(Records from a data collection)

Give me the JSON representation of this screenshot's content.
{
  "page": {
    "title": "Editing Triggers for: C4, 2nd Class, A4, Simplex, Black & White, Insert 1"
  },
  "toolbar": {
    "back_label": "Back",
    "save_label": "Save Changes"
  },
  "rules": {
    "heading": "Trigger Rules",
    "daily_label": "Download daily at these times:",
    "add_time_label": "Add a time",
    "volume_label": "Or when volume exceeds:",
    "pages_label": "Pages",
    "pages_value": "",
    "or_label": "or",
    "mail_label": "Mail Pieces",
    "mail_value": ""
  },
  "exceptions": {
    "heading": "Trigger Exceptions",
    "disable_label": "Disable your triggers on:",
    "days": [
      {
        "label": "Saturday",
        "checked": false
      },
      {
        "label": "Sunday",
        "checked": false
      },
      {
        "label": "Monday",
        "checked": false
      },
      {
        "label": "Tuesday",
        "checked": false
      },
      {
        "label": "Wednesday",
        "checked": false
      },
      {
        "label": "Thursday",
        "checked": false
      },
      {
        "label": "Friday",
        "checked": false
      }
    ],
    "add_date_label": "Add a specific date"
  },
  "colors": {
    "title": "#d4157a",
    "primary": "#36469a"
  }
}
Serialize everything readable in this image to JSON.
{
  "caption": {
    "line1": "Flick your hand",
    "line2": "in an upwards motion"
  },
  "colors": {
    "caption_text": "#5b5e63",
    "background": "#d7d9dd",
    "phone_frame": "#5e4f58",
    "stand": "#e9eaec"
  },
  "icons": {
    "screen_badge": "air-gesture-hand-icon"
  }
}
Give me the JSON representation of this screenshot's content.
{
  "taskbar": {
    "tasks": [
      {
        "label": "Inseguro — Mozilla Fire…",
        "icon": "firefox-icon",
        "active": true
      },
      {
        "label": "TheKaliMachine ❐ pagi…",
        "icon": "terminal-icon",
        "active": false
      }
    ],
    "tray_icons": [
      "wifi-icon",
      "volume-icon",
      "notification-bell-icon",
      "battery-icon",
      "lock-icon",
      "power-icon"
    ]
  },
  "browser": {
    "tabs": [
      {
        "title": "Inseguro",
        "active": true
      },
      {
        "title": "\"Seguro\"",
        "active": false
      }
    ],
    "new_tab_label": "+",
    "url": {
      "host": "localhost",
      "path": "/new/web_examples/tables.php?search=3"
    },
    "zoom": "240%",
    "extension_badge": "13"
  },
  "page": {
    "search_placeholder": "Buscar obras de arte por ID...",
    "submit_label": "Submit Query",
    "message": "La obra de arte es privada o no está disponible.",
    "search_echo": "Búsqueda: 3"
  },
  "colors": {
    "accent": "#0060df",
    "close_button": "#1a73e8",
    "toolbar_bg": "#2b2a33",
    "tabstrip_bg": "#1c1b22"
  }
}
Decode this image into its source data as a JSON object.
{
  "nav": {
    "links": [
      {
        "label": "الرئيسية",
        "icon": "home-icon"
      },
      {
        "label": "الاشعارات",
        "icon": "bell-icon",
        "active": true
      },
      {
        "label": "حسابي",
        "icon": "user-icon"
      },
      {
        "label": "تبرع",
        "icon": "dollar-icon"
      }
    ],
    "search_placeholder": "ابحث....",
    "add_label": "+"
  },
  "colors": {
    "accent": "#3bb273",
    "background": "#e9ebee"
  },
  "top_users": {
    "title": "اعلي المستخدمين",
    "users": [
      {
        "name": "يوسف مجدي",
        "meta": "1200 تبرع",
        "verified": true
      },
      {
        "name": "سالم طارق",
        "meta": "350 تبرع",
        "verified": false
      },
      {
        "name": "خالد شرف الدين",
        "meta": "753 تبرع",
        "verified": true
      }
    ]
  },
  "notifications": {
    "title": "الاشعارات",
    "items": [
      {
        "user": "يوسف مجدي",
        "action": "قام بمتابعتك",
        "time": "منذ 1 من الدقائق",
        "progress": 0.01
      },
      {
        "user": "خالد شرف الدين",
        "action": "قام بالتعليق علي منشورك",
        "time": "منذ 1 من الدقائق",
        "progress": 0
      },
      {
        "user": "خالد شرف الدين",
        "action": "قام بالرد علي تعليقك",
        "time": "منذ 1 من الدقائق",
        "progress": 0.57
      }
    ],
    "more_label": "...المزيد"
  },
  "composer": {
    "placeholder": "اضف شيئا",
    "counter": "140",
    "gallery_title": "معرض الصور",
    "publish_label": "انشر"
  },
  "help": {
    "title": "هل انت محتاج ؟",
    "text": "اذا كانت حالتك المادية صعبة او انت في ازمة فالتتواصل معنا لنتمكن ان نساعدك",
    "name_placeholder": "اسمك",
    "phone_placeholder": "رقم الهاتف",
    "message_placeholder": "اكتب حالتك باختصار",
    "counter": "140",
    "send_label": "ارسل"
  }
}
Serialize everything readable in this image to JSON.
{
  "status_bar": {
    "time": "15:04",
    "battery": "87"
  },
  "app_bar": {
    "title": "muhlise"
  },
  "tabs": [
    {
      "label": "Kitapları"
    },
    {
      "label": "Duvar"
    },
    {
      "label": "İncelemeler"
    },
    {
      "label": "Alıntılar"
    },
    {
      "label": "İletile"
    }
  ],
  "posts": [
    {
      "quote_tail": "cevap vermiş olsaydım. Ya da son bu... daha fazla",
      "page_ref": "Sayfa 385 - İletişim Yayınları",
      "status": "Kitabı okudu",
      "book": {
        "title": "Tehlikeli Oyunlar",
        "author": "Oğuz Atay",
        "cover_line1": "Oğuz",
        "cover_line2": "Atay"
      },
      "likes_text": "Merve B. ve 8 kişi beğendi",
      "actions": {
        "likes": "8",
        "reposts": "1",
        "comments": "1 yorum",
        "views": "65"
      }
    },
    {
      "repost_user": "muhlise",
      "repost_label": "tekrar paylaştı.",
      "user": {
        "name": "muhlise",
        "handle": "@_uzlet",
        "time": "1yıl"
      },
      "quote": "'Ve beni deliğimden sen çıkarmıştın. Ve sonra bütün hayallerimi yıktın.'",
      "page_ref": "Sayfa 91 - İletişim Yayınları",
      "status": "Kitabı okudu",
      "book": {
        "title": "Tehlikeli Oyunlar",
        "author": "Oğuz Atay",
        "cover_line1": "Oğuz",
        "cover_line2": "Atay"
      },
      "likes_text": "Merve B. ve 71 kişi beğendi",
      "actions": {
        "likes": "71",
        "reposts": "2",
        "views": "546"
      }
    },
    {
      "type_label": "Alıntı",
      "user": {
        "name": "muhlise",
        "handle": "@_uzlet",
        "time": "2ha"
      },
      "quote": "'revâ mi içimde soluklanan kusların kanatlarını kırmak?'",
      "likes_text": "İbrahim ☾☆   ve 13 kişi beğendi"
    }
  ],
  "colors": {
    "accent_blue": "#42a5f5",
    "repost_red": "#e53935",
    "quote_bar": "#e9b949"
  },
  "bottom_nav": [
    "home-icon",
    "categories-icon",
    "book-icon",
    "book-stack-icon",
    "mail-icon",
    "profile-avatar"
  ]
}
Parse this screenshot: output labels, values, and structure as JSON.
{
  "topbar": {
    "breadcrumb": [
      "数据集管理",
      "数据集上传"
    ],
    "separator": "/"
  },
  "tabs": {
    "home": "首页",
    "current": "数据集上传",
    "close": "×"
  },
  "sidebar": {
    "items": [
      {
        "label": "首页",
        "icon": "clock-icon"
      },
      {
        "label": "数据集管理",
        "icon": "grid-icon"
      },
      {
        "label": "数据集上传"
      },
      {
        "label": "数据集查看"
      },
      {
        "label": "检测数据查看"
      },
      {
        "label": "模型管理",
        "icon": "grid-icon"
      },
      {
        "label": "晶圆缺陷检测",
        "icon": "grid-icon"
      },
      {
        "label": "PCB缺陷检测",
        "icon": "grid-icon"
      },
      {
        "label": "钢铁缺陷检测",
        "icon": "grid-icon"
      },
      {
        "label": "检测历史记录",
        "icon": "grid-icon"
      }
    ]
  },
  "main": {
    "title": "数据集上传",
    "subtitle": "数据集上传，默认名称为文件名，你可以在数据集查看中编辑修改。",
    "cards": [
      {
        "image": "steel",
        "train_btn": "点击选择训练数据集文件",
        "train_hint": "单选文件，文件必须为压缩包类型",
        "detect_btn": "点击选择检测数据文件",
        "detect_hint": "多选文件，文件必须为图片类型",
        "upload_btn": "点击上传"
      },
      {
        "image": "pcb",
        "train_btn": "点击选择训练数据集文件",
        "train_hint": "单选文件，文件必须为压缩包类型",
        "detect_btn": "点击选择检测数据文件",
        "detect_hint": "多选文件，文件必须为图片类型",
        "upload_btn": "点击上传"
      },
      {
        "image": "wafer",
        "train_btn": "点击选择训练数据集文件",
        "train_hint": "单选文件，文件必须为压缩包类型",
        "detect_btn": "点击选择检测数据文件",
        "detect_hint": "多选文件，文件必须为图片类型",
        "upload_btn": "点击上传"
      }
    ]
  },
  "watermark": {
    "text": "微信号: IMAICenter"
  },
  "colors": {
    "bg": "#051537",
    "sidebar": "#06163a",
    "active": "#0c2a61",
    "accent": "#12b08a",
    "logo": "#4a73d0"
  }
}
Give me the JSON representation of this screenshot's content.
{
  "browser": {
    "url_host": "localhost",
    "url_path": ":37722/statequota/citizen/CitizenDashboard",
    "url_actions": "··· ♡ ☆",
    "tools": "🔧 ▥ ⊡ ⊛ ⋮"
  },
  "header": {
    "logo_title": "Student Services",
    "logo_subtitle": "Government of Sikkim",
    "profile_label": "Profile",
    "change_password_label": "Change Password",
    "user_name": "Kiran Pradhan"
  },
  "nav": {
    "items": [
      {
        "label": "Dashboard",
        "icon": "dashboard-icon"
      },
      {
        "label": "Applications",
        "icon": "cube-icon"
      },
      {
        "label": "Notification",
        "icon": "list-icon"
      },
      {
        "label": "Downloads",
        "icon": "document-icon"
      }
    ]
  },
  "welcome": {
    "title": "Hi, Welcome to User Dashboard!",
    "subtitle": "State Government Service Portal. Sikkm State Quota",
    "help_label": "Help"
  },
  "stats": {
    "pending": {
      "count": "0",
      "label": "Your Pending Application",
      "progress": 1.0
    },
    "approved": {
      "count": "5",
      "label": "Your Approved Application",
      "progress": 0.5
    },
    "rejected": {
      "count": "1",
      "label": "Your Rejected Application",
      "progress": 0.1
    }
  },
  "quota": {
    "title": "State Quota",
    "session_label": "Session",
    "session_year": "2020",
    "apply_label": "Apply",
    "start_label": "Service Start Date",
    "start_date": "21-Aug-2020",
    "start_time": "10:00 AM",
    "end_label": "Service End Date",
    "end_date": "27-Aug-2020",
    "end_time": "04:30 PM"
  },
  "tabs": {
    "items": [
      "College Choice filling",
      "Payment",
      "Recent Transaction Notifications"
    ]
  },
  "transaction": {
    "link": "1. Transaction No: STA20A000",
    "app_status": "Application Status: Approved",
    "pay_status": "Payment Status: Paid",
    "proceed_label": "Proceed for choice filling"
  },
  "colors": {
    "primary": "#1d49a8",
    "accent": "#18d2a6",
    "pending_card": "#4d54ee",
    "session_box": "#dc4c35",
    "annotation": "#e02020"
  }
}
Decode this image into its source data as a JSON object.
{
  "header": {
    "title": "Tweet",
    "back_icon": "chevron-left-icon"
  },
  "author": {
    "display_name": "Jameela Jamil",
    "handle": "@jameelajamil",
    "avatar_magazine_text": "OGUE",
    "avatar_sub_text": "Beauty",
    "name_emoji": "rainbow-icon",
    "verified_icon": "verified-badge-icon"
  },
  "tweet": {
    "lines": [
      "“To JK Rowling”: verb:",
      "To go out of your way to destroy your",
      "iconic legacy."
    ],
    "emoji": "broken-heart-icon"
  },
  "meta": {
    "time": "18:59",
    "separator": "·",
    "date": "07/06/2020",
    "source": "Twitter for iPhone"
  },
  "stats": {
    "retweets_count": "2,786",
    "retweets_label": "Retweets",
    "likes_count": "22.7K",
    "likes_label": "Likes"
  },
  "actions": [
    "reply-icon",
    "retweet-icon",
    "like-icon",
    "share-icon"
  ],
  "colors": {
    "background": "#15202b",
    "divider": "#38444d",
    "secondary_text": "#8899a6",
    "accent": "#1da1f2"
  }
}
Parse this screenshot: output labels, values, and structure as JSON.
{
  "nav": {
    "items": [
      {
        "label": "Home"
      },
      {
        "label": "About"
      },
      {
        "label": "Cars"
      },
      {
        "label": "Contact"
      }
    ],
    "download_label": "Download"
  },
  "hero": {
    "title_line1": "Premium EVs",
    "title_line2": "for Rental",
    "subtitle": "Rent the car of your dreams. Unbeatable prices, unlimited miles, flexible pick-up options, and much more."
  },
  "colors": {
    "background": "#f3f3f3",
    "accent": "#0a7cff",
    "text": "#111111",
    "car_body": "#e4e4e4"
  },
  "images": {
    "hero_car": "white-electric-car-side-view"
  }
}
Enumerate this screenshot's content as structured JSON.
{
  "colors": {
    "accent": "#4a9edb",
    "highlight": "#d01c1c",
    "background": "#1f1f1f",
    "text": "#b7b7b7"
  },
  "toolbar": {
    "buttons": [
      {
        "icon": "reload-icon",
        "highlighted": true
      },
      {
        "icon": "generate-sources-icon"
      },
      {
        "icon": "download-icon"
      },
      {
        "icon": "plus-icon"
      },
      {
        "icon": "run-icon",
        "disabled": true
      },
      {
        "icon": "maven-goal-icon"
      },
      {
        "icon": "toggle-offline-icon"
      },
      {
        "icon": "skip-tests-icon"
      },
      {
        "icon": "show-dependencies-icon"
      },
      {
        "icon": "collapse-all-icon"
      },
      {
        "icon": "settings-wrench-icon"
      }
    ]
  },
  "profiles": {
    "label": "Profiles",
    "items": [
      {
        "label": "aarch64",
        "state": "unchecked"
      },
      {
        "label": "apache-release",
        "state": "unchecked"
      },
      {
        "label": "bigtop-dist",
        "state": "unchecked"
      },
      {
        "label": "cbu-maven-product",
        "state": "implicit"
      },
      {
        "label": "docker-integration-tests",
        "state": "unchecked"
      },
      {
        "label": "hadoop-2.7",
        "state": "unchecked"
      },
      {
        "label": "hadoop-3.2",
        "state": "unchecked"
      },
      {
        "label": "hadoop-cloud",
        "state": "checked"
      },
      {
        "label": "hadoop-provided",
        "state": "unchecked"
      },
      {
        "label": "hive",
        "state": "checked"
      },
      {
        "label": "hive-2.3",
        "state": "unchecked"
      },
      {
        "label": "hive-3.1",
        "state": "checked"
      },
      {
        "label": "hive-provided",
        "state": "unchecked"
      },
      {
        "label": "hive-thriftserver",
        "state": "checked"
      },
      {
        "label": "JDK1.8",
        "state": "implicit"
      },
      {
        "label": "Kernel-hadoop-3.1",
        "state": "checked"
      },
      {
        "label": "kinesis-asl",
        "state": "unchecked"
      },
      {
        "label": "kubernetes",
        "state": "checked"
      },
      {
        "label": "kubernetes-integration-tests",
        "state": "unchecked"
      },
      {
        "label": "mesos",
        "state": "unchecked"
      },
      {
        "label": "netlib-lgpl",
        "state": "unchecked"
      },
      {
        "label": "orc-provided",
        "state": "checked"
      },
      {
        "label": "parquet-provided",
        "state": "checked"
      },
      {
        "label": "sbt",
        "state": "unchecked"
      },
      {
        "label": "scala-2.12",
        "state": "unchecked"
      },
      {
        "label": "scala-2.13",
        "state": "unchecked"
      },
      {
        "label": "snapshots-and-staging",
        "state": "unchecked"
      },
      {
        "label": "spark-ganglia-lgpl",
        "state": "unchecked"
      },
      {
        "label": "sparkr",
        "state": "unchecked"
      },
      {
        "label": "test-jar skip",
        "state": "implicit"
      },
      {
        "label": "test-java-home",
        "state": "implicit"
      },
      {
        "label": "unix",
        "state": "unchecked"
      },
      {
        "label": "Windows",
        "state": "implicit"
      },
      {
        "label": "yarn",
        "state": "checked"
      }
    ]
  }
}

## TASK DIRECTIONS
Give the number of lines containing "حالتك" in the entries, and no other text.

## TASK RESULT
2